Is Marrakech Cheap: Taxis in Marrakech
Taxis are an option as well, but I wouldn’t call them inexpensive. Petit Taxis and Grand Taxis are both yellow, according to official city websites, and they are both accessible for use. Using the meter, which would likely cost $1-5 for a 15-minute ride, is the proper course of action. You can’t get a meter in any taxi in Marrakesh for the 12 days I was there!
I’m going to come clean about something. My entire stay in Marrakech was limited to a single taxi. I asked many drivers how much a cab would cost for a buddy. We took a bus from the Movenpick Hotel to the city center for 100 dirhams ($10.50). On the other hand, I have heard stories of individuals being charged up to $35 for a taxi journey that takes less than a quarter of an hour to complete.
If you need a taxi in Marrakech, avoid the Medina and the airport. Leaving the neighborhood, you should have a greater chance of getting picked up by a meter-using or inexpensive taxi. Unlike Rabat, where a taxi (the white one) costs only 5 dirhams, Marrakech is far more expensive.
Is Marrakech Cheap : Walking
Walking is the greatest method to see the city of Marrakech. Only if you’re staying in a city center resort will you need to use a taxi to go to most of the sites you’ll need to see during your vacation. Airports and bus stations can be reached in under an hour by foot, although I realize that’s a long walk for most people.

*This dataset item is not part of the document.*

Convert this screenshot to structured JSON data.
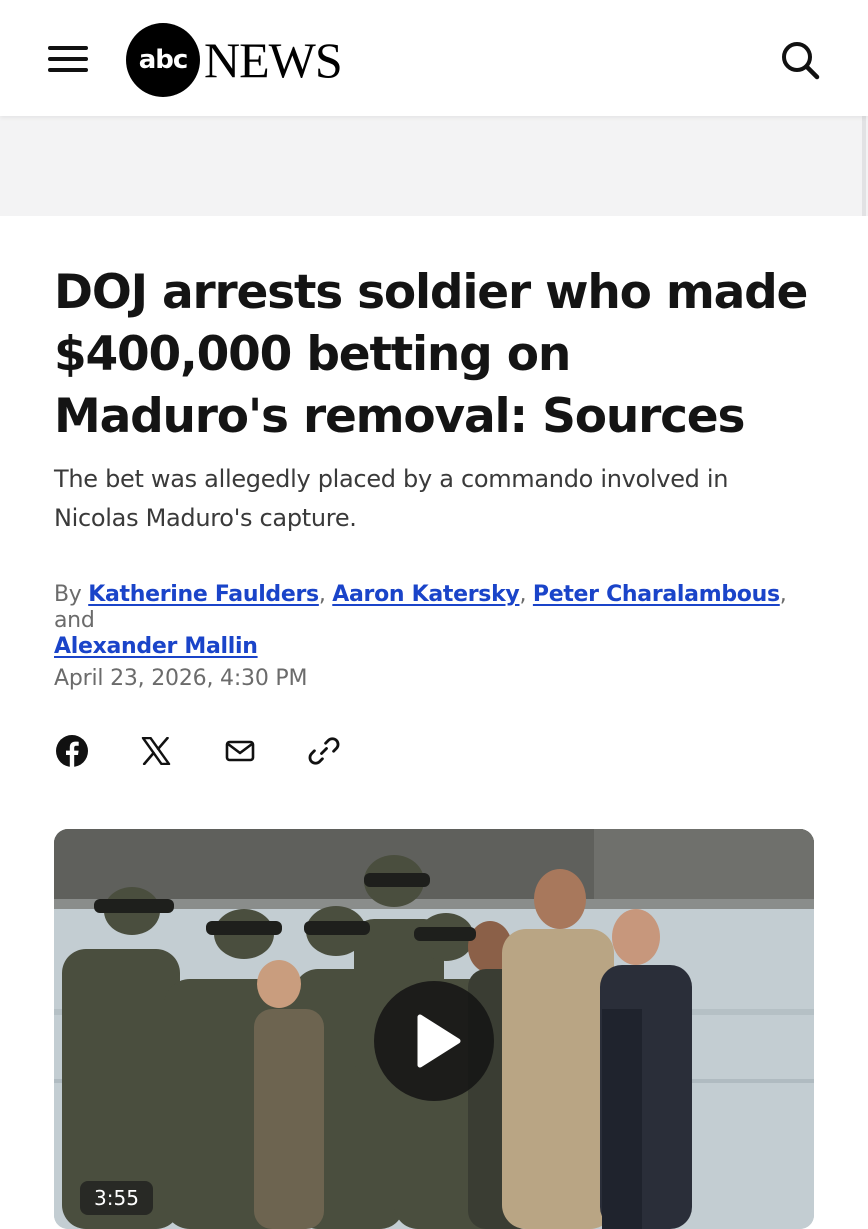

In order to navigate the Medina, you’ll have no choice but to walk everywhere. The narrow streets are too narrow for taxis. Unless you have a buddy who will give you a ride, it’s unlikely that you’ll be able to find a taxi service that uses motorcycles. Finding a certain shop or Riad amid the Medina’s infinite labyrinth is a feat in and of itself. Even while not everyone has your best interests in mind, those who gave me advice were beneficial. If you become lost, always keep a duplicate of your present location.